Charlie denies what he is hearing. Donald even goes so far as to mock Charlie to others. “I could stand on 5th Avenue and shoot somebody and I wouldn’t lose any voters.” He even tries this line on Charlie himself, and Charlie not only doesn’t flinch, but applauds his role as chump.

Nothing breaks the spell. Not indecency, not vulgarity, not deception, not duplicity, not glaring contradictions. Not even evidence that Donald has operated in a manner entirely contradictory with the image he sold Charlie.
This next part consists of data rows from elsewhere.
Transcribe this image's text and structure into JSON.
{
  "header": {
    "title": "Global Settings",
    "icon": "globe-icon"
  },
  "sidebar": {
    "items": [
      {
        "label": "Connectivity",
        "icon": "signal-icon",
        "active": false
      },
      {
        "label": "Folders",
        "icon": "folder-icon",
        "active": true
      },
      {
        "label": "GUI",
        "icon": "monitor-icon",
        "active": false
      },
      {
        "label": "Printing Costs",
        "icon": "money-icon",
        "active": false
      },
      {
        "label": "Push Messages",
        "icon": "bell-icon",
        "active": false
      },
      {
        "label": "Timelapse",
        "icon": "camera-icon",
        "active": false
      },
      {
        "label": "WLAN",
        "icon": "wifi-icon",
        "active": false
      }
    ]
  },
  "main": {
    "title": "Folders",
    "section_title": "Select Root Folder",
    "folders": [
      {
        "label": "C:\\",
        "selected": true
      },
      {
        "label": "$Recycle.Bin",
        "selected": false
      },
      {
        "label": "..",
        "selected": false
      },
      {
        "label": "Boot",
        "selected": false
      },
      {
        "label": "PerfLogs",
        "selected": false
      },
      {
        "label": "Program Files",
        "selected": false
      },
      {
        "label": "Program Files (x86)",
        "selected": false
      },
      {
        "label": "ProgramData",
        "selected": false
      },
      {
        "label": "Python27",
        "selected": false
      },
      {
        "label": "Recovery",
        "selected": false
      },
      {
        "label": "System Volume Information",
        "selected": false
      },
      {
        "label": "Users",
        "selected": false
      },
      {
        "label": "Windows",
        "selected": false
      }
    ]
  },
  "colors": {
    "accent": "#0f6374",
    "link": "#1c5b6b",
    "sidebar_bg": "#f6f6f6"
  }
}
There are millions of Charlies. They are not bad people – they are good people. Well intentioned. Not all of them have succumbed to the swoon completely. Some are discomforted by the warning alarms that are going off in their minds and hearts, but they can’t fold their hand, collect the few poker chips they still have and walk away from the table, where they suspect the game is crooked. For these Charlies are a captive of the speculation they have invested in. To dismiss their false prophet, they fear losing face. They fear it even more than the inevitable pulling away of the football. Offer them a seat on the life boat and they will disdain it for their place on the deck of the Titanic.

But I love Charlie Brown. I will never call him a blockhead (to his face).